Appearing in a total of 226 postseason contests with the Spurs, sixth most all-time, Parker averaged 17.9 points, 5.1 assists and 2.9 rebounds in 34.3 minutes. In NBA Playoffs history, Parker ranks fifth all-time in assists (1,143) and ninth in points (4,045). Parker and fellow Spurs jersey retirees Tim Duncan and Manu Ginobili recorded 126 postseason victories together, which are the most wins by any trio in NBA history.

Parker is one of four players in league history to record 4,000 points and 1,000 assists in the NBA Playoffs, along with Michael Jordan, Kobe Bryant and LeBron James.

Rockets’ P.J. Tucker suffers ankle injury, withdraws from U.S. team

USA Men’s World Cup finalist P.J. Tucker (Houston Rockets) has withdrawn from the U.S. team after suffering a minor left ankle sprain during practice Thursday. Tucker will return to Houston to receive treatment and prepare for the 2019-20 NBA season.

The USA World Cup finalists roster currently includes 14 players — Harrison Barnes (Sacramento Kings); Jaylen Brown (Boston Celtics); De’Aaron Fox (Sacramento Kings); Joe Harris (Brooklyn Nets); Kyle Kuzma (Los Angeles Lakers); Brook Lopez (Milwaukee Bucks); Khris Middleton (Milwaukee Bucks);  Donovan Mitchell (Utah Jazz); Mason Plumlee (Denver Nuggets), Marcus Smart (Boston Celtics); Jayson Tatum (Boston Celtics); Myles Turner (Indiana Pacers); Kemba Walker (Boston Celtics); and Derrick White (San Antonio Spurs).

The 2018-20 USA Basketball National Team coaching staff includes USA and San Antonio Spurs head coach Gregg Popovich and USA assistant coaches and Golden State Warriors head coach Steve Kerr, Atlanta Hawks head coach Lloyd Pierce and Villanova University head coach Jay Wright.

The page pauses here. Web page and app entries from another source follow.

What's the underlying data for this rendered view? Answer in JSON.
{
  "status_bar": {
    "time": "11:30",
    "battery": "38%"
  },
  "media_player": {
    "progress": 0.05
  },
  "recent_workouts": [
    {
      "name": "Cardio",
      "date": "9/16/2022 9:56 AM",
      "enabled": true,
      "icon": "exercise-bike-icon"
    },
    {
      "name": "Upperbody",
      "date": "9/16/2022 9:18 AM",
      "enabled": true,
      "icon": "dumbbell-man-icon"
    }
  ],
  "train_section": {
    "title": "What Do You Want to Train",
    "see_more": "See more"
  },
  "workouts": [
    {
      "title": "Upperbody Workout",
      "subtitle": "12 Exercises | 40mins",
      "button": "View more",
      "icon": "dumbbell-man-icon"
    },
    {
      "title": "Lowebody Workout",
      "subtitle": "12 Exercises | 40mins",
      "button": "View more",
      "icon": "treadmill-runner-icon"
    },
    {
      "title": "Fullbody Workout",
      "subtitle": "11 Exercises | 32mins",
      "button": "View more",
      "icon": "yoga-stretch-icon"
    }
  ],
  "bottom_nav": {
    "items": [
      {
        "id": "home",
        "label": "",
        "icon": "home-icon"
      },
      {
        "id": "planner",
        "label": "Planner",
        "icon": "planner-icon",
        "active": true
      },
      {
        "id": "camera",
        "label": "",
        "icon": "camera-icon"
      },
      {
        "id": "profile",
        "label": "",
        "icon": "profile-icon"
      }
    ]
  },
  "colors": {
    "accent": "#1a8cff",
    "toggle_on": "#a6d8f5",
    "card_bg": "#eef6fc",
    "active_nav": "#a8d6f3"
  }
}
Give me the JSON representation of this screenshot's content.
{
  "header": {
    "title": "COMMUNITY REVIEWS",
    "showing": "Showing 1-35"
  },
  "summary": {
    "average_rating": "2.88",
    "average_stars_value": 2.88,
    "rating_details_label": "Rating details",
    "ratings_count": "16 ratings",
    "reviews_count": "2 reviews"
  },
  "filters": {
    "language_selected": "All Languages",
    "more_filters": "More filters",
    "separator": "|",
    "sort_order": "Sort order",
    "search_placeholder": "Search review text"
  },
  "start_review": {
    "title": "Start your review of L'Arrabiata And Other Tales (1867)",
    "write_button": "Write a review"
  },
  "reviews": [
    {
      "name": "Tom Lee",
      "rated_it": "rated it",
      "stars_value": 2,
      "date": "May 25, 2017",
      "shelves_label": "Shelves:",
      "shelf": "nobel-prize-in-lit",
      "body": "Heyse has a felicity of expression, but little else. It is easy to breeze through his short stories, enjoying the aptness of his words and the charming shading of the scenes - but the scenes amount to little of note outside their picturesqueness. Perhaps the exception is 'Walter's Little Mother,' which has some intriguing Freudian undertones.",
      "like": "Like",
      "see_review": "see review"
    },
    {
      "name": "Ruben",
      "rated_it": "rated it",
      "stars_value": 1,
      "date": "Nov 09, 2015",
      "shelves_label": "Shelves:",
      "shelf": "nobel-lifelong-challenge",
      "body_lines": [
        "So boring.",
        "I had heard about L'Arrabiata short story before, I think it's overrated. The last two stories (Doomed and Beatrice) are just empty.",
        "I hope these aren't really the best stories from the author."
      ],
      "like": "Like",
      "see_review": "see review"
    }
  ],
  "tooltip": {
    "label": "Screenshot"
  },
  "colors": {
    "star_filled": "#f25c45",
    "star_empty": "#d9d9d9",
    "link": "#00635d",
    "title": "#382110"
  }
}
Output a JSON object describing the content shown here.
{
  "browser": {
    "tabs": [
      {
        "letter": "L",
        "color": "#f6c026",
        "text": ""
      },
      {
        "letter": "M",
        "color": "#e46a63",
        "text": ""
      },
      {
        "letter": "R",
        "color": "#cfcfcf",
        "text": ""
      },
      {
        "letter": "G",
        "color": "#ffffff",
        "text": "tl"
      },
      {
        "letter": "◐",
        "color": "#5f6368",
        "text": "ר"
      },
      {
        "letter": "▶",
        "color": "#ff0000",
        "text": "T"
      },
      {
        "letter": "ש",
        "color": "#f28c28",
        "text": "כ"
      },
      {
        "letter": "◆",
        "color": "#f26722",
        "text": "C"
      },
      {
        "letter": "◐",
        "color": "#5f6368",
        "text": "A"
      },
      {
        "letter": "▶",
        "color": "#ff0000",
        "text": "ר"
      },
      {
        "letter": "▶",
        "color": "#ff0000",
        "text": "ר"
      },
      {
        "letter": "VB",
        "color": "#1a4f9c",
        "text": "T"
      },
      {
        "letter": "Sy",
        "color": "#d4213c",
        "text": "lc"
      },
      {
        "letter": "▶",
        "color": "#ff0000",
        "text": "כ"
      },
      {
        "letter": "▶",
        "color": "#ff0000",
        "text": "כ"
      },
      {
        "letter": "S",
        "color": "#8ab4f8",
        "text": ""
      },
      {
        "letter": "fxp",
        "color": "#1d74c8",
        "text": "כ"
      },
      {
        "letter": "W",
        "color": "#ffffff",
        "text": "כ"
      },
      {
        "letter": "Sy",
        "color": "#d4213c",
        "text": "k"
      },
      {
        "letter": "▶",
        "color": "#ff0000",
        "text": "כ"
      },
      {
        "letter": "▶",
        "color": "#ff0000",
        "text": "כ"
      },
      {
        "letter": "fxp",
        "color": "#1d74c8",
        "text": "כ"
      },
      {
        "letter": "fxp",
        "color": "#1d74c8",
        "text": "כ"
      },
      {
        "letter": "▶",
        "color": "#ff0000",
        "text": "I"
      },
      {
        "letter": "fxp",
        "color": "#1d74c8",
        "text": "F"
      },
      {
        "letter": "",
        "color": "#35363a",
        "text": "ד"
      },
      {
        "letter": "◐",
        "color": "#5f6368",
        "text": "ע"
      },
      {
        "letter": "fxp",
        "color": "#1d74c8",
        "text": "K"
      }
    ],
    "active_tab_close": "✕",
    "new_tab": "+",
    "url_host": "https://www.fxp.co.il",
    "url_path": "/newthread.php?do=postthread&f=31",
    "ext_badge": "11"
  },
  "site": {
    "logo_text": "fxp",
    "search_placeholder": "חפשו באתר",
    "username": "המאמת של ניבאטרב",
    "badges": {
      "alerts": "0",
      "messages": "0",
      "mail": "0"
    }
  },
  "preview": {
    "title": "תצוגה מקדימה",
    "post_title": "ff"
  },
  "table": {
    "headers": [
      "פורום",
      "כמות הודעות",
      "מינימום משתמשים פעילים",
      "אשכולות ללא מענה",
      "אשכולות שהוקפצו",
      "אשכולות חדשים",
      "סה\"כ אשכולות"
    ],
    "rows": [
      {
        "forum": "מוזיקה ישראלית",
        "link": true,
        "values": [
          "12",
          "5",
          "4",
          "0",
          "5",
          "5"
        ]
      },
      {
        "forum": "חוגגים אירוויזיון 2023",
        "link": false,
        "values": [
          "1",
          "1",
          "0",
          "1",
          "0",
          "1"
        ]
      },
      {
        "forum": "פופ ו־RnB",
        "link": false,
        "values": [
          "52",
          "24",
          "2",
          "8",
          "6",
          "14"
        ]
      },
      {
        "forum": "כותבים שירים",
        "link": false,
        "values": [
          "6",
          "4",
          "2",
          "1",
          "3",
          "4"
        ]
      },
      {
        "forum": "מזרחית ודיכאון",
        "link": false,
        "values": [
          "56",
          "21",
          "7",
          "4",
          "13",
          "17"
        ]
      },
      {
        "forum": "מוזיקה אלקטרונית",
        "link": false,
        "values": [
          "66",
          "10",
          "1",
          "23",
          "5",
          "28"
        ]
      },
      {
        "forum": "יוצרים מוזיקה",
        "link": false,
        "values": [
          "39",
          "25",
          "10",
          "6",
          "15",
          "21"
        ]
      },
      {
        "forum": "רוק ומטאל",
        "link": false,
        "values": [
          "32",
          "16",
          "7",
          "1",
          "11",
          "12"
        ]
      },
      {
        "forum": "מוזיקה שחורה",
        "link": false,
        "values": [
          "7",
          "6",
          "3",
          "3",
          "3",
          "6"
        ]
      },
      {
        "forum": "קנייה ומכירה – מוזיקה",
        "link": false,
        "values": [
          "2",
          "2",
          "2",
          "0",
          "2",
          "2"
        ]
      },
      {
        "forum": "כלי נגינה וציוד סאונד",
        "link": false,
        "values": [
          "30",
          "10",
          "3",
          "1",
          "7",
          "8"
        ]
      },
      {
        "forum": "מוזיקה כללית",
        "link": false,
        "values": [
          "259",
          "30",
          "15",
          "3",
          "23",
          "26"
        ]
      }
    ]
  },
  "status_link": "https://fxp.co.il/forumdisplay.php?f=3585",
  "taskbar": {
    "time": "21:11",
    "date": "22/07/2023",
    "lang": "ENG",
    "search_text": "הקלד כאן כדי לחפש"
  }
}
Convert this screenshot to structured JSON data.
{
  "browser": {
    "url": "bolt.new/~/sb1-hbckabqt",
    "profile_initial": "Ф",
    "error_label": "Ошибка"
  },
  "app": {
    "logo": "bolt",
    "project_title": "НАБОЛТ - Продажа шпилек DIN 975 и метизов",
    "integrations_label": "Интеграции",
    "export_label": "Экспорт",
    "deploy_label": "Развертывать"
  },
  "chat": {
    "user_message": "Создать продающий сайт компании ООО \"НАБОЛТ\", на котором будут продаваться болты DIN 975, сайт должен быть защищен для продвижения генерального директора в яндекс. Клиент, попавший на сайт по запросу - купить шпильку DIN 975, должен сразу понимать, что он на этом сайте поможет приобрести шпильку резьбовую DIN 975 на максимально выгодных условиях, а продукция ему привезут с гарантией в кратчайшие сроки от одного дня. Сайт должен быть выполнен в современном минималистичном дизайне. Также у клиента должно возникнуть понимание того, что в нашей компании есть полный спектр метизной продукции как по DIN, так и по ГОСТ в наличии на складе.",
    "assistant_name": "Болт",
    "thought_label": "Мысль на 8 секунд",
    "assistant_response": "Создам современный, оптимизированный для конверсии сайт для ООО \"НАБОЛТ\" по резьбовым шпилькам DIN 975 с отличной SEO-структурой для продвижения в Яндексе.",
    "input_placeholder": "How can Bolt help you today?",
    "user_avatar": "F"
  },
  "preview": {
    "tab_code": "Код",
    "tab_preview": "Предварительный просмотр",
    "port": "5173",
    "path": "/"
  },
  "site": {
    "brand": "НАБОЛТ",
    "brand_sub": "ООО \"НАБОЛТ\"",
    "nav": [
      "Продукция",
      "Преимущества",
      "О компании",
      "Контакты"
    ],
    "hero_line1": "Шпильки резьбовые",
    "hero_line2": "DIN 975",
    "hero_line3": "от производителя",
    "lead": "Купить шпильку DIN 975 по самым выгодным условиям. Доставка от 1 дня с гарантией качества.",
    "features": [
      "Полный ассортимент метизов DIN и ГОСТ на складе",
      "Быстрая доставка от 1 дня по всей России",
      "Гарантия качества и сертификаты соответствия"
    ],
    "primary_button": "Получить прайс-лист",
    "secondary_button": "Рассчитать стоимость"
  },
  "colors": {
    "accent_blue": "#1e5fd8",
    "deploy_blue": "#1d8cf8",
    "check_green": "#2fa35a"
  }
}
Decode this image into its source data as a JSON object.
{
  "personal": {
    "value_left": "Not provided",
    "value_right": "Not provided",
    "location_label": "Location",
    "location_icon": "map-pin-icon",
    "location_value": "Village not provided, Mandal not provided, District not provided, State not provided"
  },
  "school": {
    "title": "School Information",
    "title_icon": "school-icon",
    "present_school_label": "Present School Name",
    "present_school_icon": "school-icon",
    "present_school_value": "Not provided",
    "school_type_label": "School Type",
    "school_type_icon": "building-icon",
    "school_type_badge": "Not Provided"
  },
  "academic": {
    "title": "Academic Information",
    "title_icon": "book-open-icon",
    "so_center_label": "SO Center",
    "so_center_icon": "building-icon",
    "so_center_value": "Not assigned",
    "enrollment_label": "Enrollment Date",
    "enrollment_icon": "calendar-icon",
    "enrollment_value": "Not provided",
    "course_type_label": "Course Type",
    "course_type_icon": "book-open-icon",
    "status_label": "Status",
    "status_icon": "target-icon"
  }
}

The USA finalists will conclude domestic preparation with an exhibition contest versus FIBA’s No. 2 world ranked team, Spain, at the Honda Center in Anaheim tonight at 7 p.m. PDT.